Here is the relevant statute (emphasis added):
RSA 31:5 At Special Meetings. –
I. (a) No money shall be raised or appropriated or shall any appropriation previously made be reduced or rescinded at any special town meeting except by vote by ballot, nor unless the ballots cast at such meeting shall be equal in number to at least 1/2 of the number of legal voters borne on the checklist of the town entitled to vote at the annual or biennial election next preceding such special meeting; and such checklist, corrected according to law, shall be used at any meeting upon the request of 10 legal voters of the town. This section shall not apply to money to be raised for the public defense or any military purpose in time of war.
The phrase, “election next preceding such special meeting” is a little confusing at first. Does it mean “the next” election or the “preceding” election? What it means is the most recent — the closest — election that preceded the special election.
There were 1,973 registered voters at last year’s town election, according to the supervisors of the checklist. For the sake of argument, let us say that the same number of voters are on the checklist (i.e., voter roll) this year.
In order to pass the library-addition article at a special Town Meeting, at least 987 ballots would have to be cast.
Note that the requirement is 1/2 ballots cast, not voters in attendance.
I can tell you right now that I would attend such a special Town Meeting, but I would not cast a ballot, and I would implore anyone else in attendance who opposed the the library addition to also not cast a ballot.
So, practically speaking, if all of the Nay voters withheld their ballots, then 987 votes would have to be cast in favor in order for the article to pass.
It’s quite obvious why a special Town Meeting cannot legally raise or appropriate amounts of money (or reduce or rescind already appropriated money) unless the total ballots cast are at least equal to 1/2 the number of registered voters.
Absent that requirement, a very small number of voters could show up at the special Town Meeting and completely subvert the will of the regular Town Meeting. For instance, if 3o people showed up; it would take only 21 of them to reverse what 350 voters had decided the month before at the regular Town Meeting.
At the regular Town Meeting in 2015, the last time there was a warrant article for a new, $2.3 million library, there were 536 total ballots cast on the library article.¹
It is not realistic to believe that nearly a thousand ballots — almost twice as many as in 2015 — would be cast at a special Town Meeting.
- For that warrant article, there was a public bond/note hearing prior to Town Meeting, as required by law, on February 9, 2015.
At a packed emergency meeting with the Town Moderator, Dan Barnard, the Selectmen (Lloyd Wood, Bill Marcussen, and Chip Albee) declared their intention to plow forward on the library-addition warrant article even though they failed to hold a statutorily required public hearing on the library bond before Town Meeting.
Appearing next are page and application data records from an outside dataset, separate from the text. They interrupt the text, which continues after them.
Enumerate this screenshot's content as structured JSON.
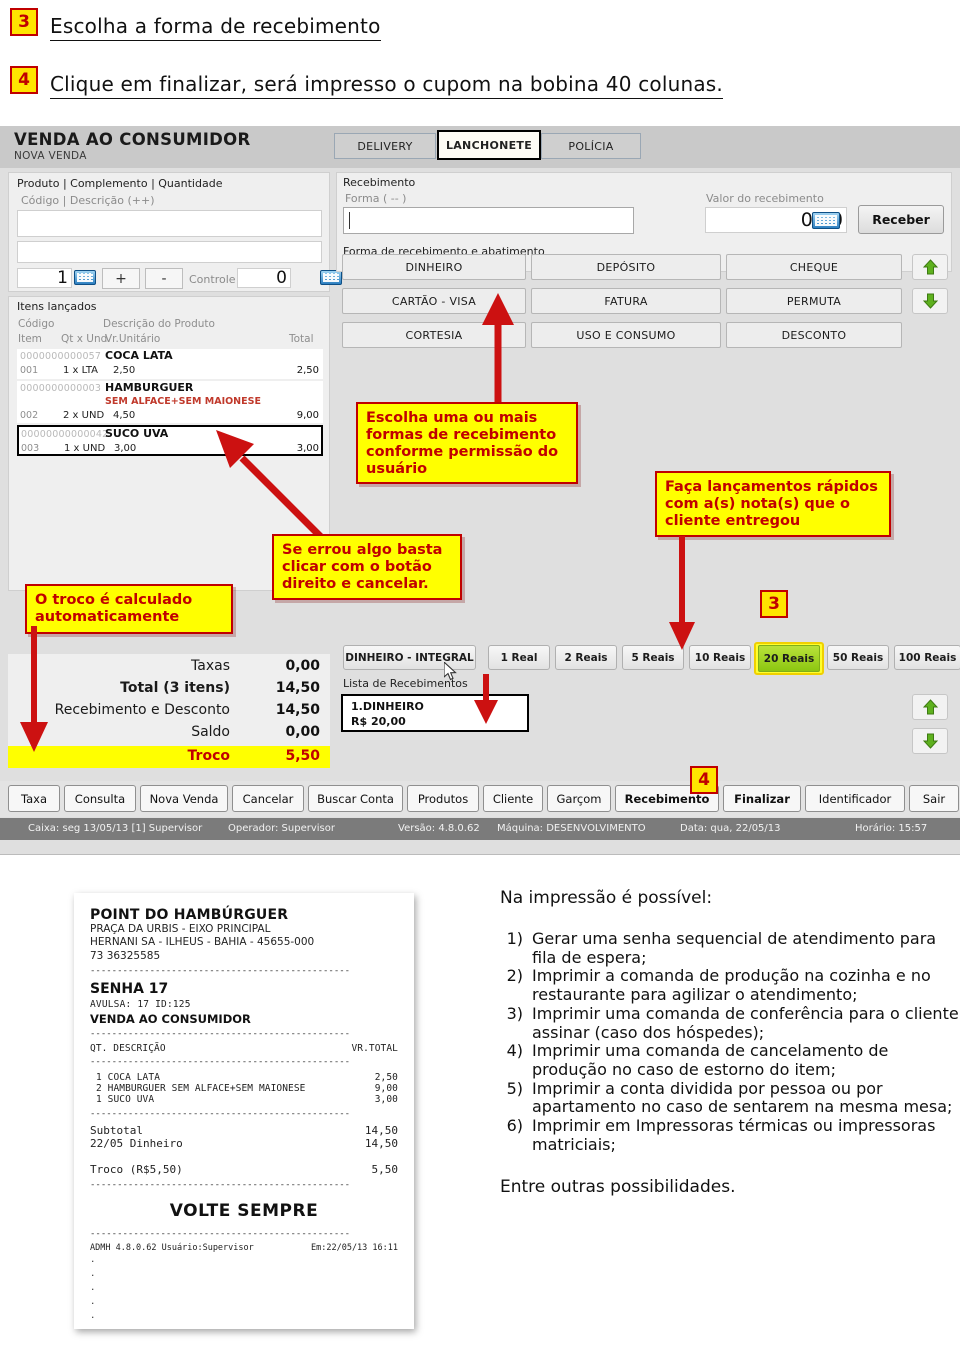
{
  "instructions": [
    {
      "num": "3",
      "text": "Escolha a forma de recebimento"
    },
    {
      "num": "4",
      "text": "Clique em finalizar, será impresso o cupom na bobina 40 colunas."
    }
  ],
  "app": {
    "title": "VENDA AO CONSUMIDOR",
    "subtitle": "NOVA VENDA",
    "tabs": [
      {
        "label": "DELIVERY",
        "active": false
      },
      {
        "label": "LANCHONETE",
        "active": true
      },
      {
        "label": "POLÍCIA",
        "active": false
      }
    ],
    "product_panel": {
      "group_label": "Produto | Complemento | Quantidade",
      "sub_label": "Código | Descrição (++)",
      "input_value": "",
      "complement_value": "",
      "qty_value": "1",
      "plus_label": "+",
      "minus_label": "-",
      "controle_label": "Controle",
      "controle_value": "0"
    },
    "items_panel": {
      "group_label": "Itens lançados",
      "header_line1": [
        "Código",
        "Descrição do Produto"
      ],
      "header_line2": [
        "Item",
        "Qt x Und.",
        "Vr.Unitário",
        "Total"
      ],
      "rows": [
        {
          "code": "0000000000057",
          "name": "COCA LATA",
          "complement": "",
          "item": "001",
          "qty": "1 x LTA",
          "unit": "2,50",
          "total": "2,50",
          "selected": false
        },
        {
          "code": "0000000000003",
          "name": "HAMBURGUER",
          "complement": "SEM ALFACE+SEM MAIONESE",
          "item": "002",
          "qty": "2 x UND",
          "unit": "4,50",
          "total": "9,00",
          "selected": false
        },
        {
          "code": "00000000000042",
          "name": "SUCO UVA",
          "complement": "",
          "item": "003",
          "qty": "1 x UND",
          "unit": "3,00",
          "total": "3,00",
          "selected": true
        }
      ]
    },
    "totals": [
      {
        "label": "Taxas",
        "value": "0,00",
        "bold_label": false,
        "highlight": false
      },
      {
        "label": "Total (3 itens)",
        "value": "14,50",
        "bold_label": true,
        "highlight": false
      },
      {
        "label": "Recebimento e Desconto",
        "value": "14,50",
        "bold_label": false,
        "highlight": false
      },
      {
        "label": "Saldo",
        "value": "0,00",
        "bold_label": false,
        "highlight": false
      },
      {
        "label": "Troco",
        "value": "5,50",
        "bold_label": true,
        "highlight": true
      }
    ],
    "recebimento": {
      "group_label": "Recebimento",
      "forma_label": "Forma ( -- )",
      "forma_value": "",
      "valor_label": "Valor do recebimento",
      "valor_value": "0,00",
      "receber_label": "Receber",
      "formas_label": "Forma de recebimento e abatimento",
      "payment_buttons": [
        "DINHEIRO",
        "DEPÓSITO",
        "CHEQUE",
        "CARTÃO - VISA",
        "FATURA",
        "PERMUTA",
        "CORTESIA",
        "USO E CONSUMO",
        "DESCONTO"
      ],
      "cash_buttons": [
        {
          "label": "DINHEIRO - INTEGRAL",
          "highlight": false
        },
        {
          "label": "1 Real",
          "highlight": false
        },
        {
          "label": "2 Reais",
          "highlight": false
        },
        {
          "label": "5 Reais",
          "highlight": false
        },
        {
          "label": "10 Reais",
          "highlight": false
        },
        {
          "label": "20 Reais",
          "highlight": true
        },
        {
          "label": "50 Reais",
          "highlight": false
        },
        {
          "label": "100 Reais",
          "highlight": false
        }
      ],
      "lista_label": "Lista de Recebimentos",
      "lista_items": [
        {
          "line1": "1.DINHEIRO",
          "line2": "R$ 20,00"
        }
      ]
    },
    "toolbar": [
      {
        "label": "Taxa",
        "accel": "T",
        "bold": false
      },
      {
        "label": "Consulta",
        "accel": "o",
        "bold": false
      },
      {
        "label": "Nova Venda",
        "accel": "N",
        "bold": false
      },
      {
        "label": "Cancelar",
        "accel": "C",
        "bold": false
      },
      {
        "label": "Buscar Conta",
        "accel": "B",
        "bold": false
      },
      {
        "label": "Produtos",
        "accel": "P",
        "bold": false
      },
      {
        "label": "Cliente",
        "accel": "e",
        "bold": false
      },
      {
        "label": "Garçom",
        "accel": "G",
        "bold": false
      },
      {
        "label": "Recebimento",
        "accel": "R",
        "bold": true
      },
      {
        "label": "Finalizar",
        "accel": "F",
        "bold": true
      },
      {
        "label": "Identificador",
        "accel": "I",
        "bold": false
      },
      {
        "label": "Sair",
        "accel": "S",
        "bold": false
      }
    ],
    "statusbar": [
      "Caixa:  seg 13/05/13 [1] Supervisor",
      "Operador:  Supervisor",
      "Versão:  4.8.0.62",
      "Máquina:  DESENVOLVIMENTO",
      "Data:  qua, 22/05/13",
      "Horário:  15:57"
    ]
  },
  "callouts": [
    {
      "id": "formas",
      "text": "Escolha uma ou mais formas de recebimento conforme permissão do usuário"
    },
    {
      "id": "cancelar",
      "text": "Se errou algo basta clicar com o botão direito e cancelar."
    },
    {
      "id": "troco",
      "text": "O troco é calculado automaticamente"
    },
    {
      "id": "lancamentos",
      "text": "Faça lançamentos rápidos com a(s) nota(s) que o cliente entregou"
    }
  ],
  "step_markers": [
    {
      "num": "3"
    },
    {
      "num": "4"
    }
  ],
  "receipt": {
    "store_name": "POINT DO HAMBÚRGUER",
    "address_lines": [
      "PRAÇA DA URBIS - EIXO PRINCIPAL",
      "HERNANI SA - ILHEUS - BAHIA - 45655-000",
      "73 36325585"
    ],
    "senha": "SENHA 17",
    "avulsa": "AVULSA: 17  ID:125",
    "doc_type": "VENDA AO CONSUMIDOR",
    "col_qt": "QT. DESCRIÇÃO",
    "col_total": "VR.TOTAL",
    "items": [
      {
        "text": "1 COCA LATA",
        "value": "2,50"
      },
      {
        "text": "2 HAMBURGUER SEM ALFACE+SEM MAIONESE",
        "value": "9,00"
      },
      {
        "text": "1 SUCO UVA",
        "value": "3,00"
      }
    ],
    "subtotal": {
      "label": "Subtotal",
      "value": "14,50"
    },
    "payment": {
      "label": "22/05 Dinheiro",
      "value": "14,50"
    },
    "troco": {
      "label": "Troco (R$5,50)",
      "value": "5,50"
    },
    "closing": "VOLTE SEMPRE",
    "footer_left": "ADMH 4.8.0.62  Usuário:Supervisor",
    "footer_right": "Em:22/05/13 16:11",
    "separator": "------------------------------------------------"
  },
  "right_text": {
    "heading": "Na impressão é possível:",
    "items": [
      {
        "num": "1)",
        "text": "Gerar uma senha sequencial de atendimento para fila de espera;"
      },
      {
        "num": "2)",
        "text": "Imprimir a comanda de produção na cozinha e no restaurante para agilizar o atendimento;"
      },
      {
        "num": "3)",
        "text": "Imprimir uma comanda de conferência para o cliente assinar (caso dos hóspedes);"
      },
      {
        "num": "4)",
        "text": "Imprimir uma comanda de cancelamento de produção no caso de estorno do item;"
      },
      {
        "num": "5)",
        "text": "Imprimir a conta dividida por pessoa ou por apartamento no caso de sentarem na mesma mesa;"
      },
      {
        "num": "6)",
        "text": "Imprimir em Impressoras térmicas ou impressoras matriciais;"
      }
    ],
    "footer": "Entre outras possibilidades."
  },
  "colors": {
    "callout_bg": "#ffff00",
    "callout_border": "#c00000",
    "callout_text": "#c00000",
    "highlight_green": "#8cc611",
    "troco_row": "#ffff00"
  }
}
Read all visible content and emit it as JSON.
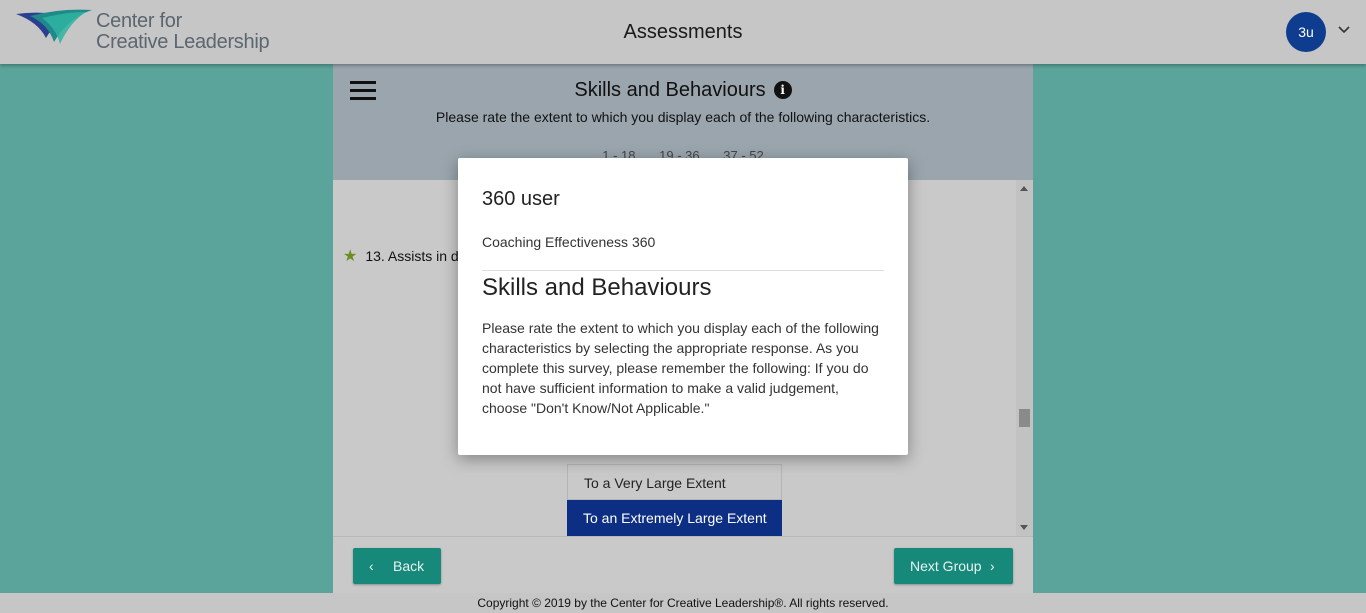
{
  "header": {
    "logo_line1": "Center for",
    "logo_line2": "Creative Leadership",
    "title": "Assessments",
    "avatar_initials": "3u"
  },
  "section": {
    "title": "Skills and Behaviours",
    "subtitle": "Please rate the extent to which you display each of the following characteristics.",
    "range_tabs": [
      "1 - 18",
      "19 - 36",
      "37 - 52"
    ]
  },
  "question": {
    "text": "13. Assists in d"
  },
  "options": {
    "very_large": "To a Very Large Extent",
    "extremely_large": "To an Extremely Large Extent"
  },
  "nav": {
    "back_label": "Back",
    "next_label": "Next Group"
  },
  "footer": {
    "copyright": "Copyright © 2019 by the Center for Creative Leadership®. All rights reserved."
  },
  "modal": {
    "user": "360 user",
    "survey": "Coaching Effectiveness 360",
    "title": "Skills and Behaviours",
    "body": "Please rate the extent to which you display each of the following characteristics by selecting the appropriate response. As you complete this survey, please remember the following: If you do not have sufficient information to make a valid judgement, choose \"Don't Know/Not Applicable.\""
  },
  "colors": {
    "background_teal": "#5ba49b",
    "avatar_blue": "#0e3d8f",
    "selected_option": "#0c2f83",
    "button_teal": "#16897a"
  }
}
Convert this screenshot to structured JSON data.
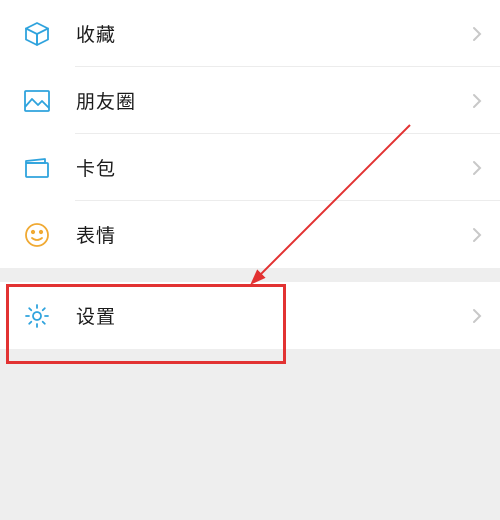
{
  "menu": {
    "group1": [
      {
        "id": "favorites",
        "label": "收藏"
      },
      {
        "id": "moments",
        "label": "朋友圈"
      },
      {
        "id": "cards",
        "label": "卡包"
      },
      {
        "id": "stickers",
        "label": "表情"
      }
    ],
    "group2": [
      {
        "id": "settings",
        "label": "设置"
      }
    ]
  }
}
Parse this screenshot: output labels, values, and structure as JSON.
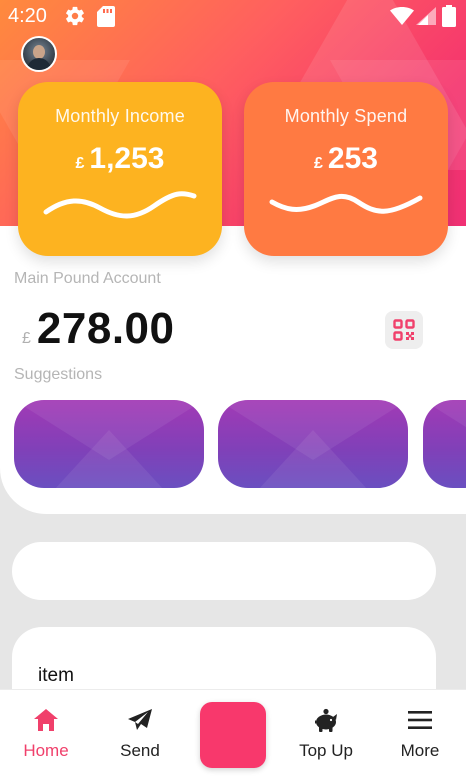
{
  "status_bar": {
    "time": "4:20",
    "icons": [
      "gear-icon",
      "sd-card-icon",
      "wifi-icon",
      "signal-icon",
      "battery-icon"
    ]
  },
  "header": {
    "avatar": "user-avatar"
  },
  "cards": {
    "income": {
      "title": "Monthly Income",
      "currency": "£",
      "amount": "1,253",
      "color": "#fdb320"
    },
    "spend": {
      "title": "Monthly Spend",
      "currency": "£",
      "amount": "253",
      "color": "#ff7a42"
    }
  },
  "account": {
    "label": "Main Pound Account",
    "currency": "£",
    "balance": "278.00",
    "qr_icon": "qr-code-icon"
  },
  "suggestions": {
    "label": "Suggestions",
    "colors": [
      "#a23ab5",
      "#6a4fc0"
    ]
  },
  "list": {
    "item_label": "item"
  },
  "nav": {
    "items": [
      {
        "label": "Home",
        "icon": "home-icon",
        "active": true
      },
      {
        "label": "Send",
        "icon": "send-icon",
        "active": false
      },
      {
        "label": "Top Up",
        "icon": "piggy-bank-icon",
        "active": false
      },
      {
        "label": "More",
        "icon": "menu-icon",
        "active": false
      }
    ],
    "active_color": "#f0406b",
    "center_button_color": "#f8386c"
  },
  "theme": {
    "hero_gradient": [
      "#ff8a3d",
      "#f5356e"
    ]
  }
}
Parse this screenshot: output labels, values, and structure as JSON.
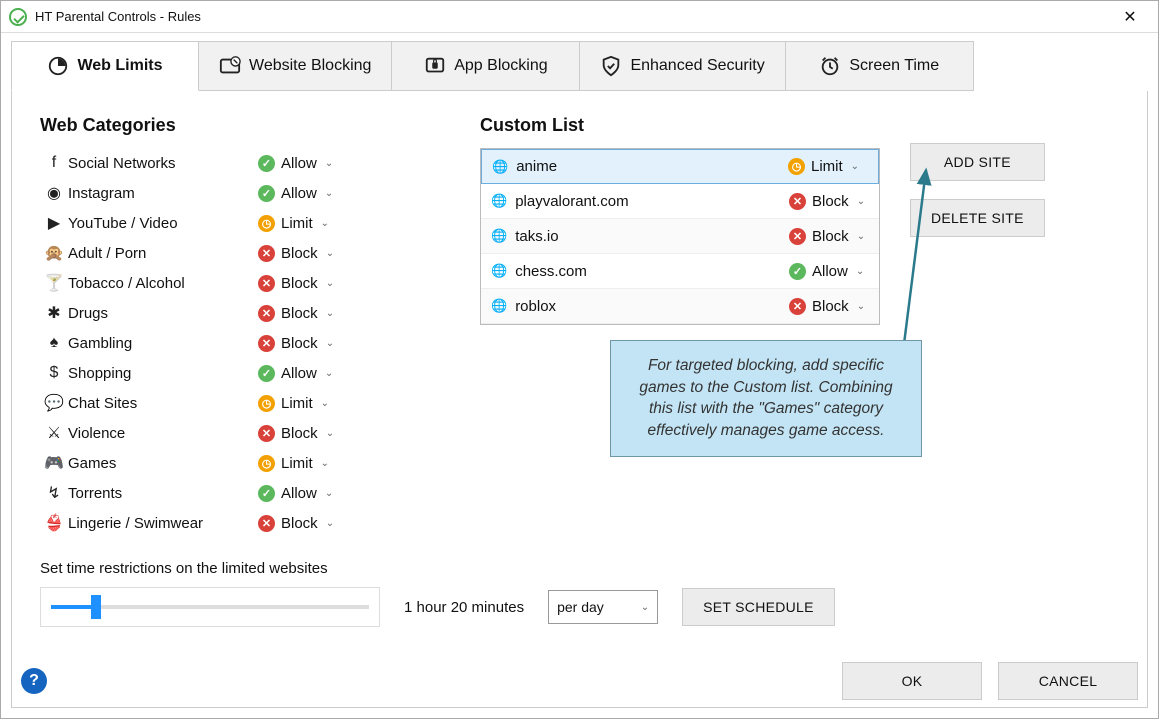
{
  "window": {
    "title": "HT Parental Controls - Rules"
  },
  "tabs": [
    {
      "id": "web-limits",
      "label": "Web Limits",
      "active": true
    },
    {
      "id": "website-blocking",
      "label": "Website Blocking",
      "active": false
    },
    {
      "id": "app-blocking",
      "label": "App Blocking",
      "active": false
    },
    {
      "id": "enhanced-security",
      "label": "Enhanced Security",
      "active": false
    },
    {
      "id": "screen-time",
      "label": "Screen Time",
      "active": false
    }
  ],
  "left": {
    "heading": "Web Categories",
    "categories": [
      {
        "icon": "facebook",
        "label": "Social Networks",
        "status": "Allow"
      },
      {
        "icon": "instagram",
        "label": "Instagram",
        "status": "Allow"
      },
      {
        "icon": "youtube",
        "label": "YouTube / Video",
        "status": "Limit"
      },
      {
        "icon": "adult",
        "label": "Adult / Porn",
        "status": "Block"
      },
      {
        "icon": "alcohol",
        "label": "Tobacco / Alcohol",
        "status": "Block"
      },
      {
        "icon": "drugs",
        "label": "Drugs",
        "status": "Block"
      },
      {
        "icon": "gambling",
        "label": "Gambling",
        "status": "Block"
      },
      {
        "icon": "shopping",
        "label": "Shopping",
        "status": "Allow"
      },
      {
        "icon": "chat",
        "label": "Chat Sites",
        "status": "Limit"
      },
      {
        "icon": "violence",
        "label": "Violence",
        "status": "Block"
      },
      {
        "icon": "games",
        "label": "Games",
        "status": "Limit"
      },
      {
        "icon": "torrents",
        "label": "Torrents",
        "status": "Allow"
      },
      {
        "icon": "lingerie",
        "label": "Lingerie / Swimwear",
        "status": "Block"
      }
    ]
  },
  "right": {
    "heading": "Custom List",
    "items": [
      {
        "site": "anime",
        "status": "Limit",
        "selected": true
      },
      {
        "site": "playvalorant.com",
        "status": "Block",
        "selected": false
      },
      {
        "site": "taks.io",
        "status": "Block",
        "selected": false
      },
      {
        "site": "chess.com",
        "status": "Allow",
        "selected": false
      },
      {
        "site": "roblox",
        "status": "Block",
        "selected": false
      }
    ],
    "buttons": {
      "add": "ADD SITE",
      "delete": "DELETE SITE"
    }
  },
  "callout": "For targeted blocking, add specific games to the Custom list. Combining this list with the \"Games\" category effectively manages game access.",
  "time": {
    "label": "Set time restrictions on the limited websites",
    "value_text": "1 hour 20 minutes",
    "per": "per day",
    "schedule_btn": "SET SCHEDULE"
  },
  "footer": {
    "ok": "OK",
    "cancel": "CANCEL"
  },
  "status_glyphs": {
    "Allow": "✓",
    "Block": "✕",
    "Limit": "◷"
  },
  "cat_glyphs": {
    "facebook": "f",
    "instagram": "◉",
    "youtube": "▶",
    "adult": "🙊",
    "alcohol": "🍸",
    "drugs": "✱",
    "gambling": "♠",
    "shopping": "$",
    "chat": "💬",
    "violence": "⚔",
    "games": "🎮",
    "torrents": "↯",
    "lingerie": "👙"
  }
}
Because they failed to hold this hearing, the vote on the library-warrant article will have no legal effect and will not empower the selectmen to take out the roughly $1 million loan that will be required to complete the project.
If the library-addition article receives a vote of more than 2/3 of those present at Town Meeting, the Selectmen intend to call a second, so-called “special” Town Meeting in April to “ratify” the vote taken at the first Town Meeting. At the second Town Meeting, the voters could vote to “ratify,” or they could vote “no” and decline to ratify.
In the interim, the selectmen will hold a public hearing on the the issue of the roughly $1 million loan — this is the hearing that, by law, they should have held at least 15 days before the March 14th Town Meeting.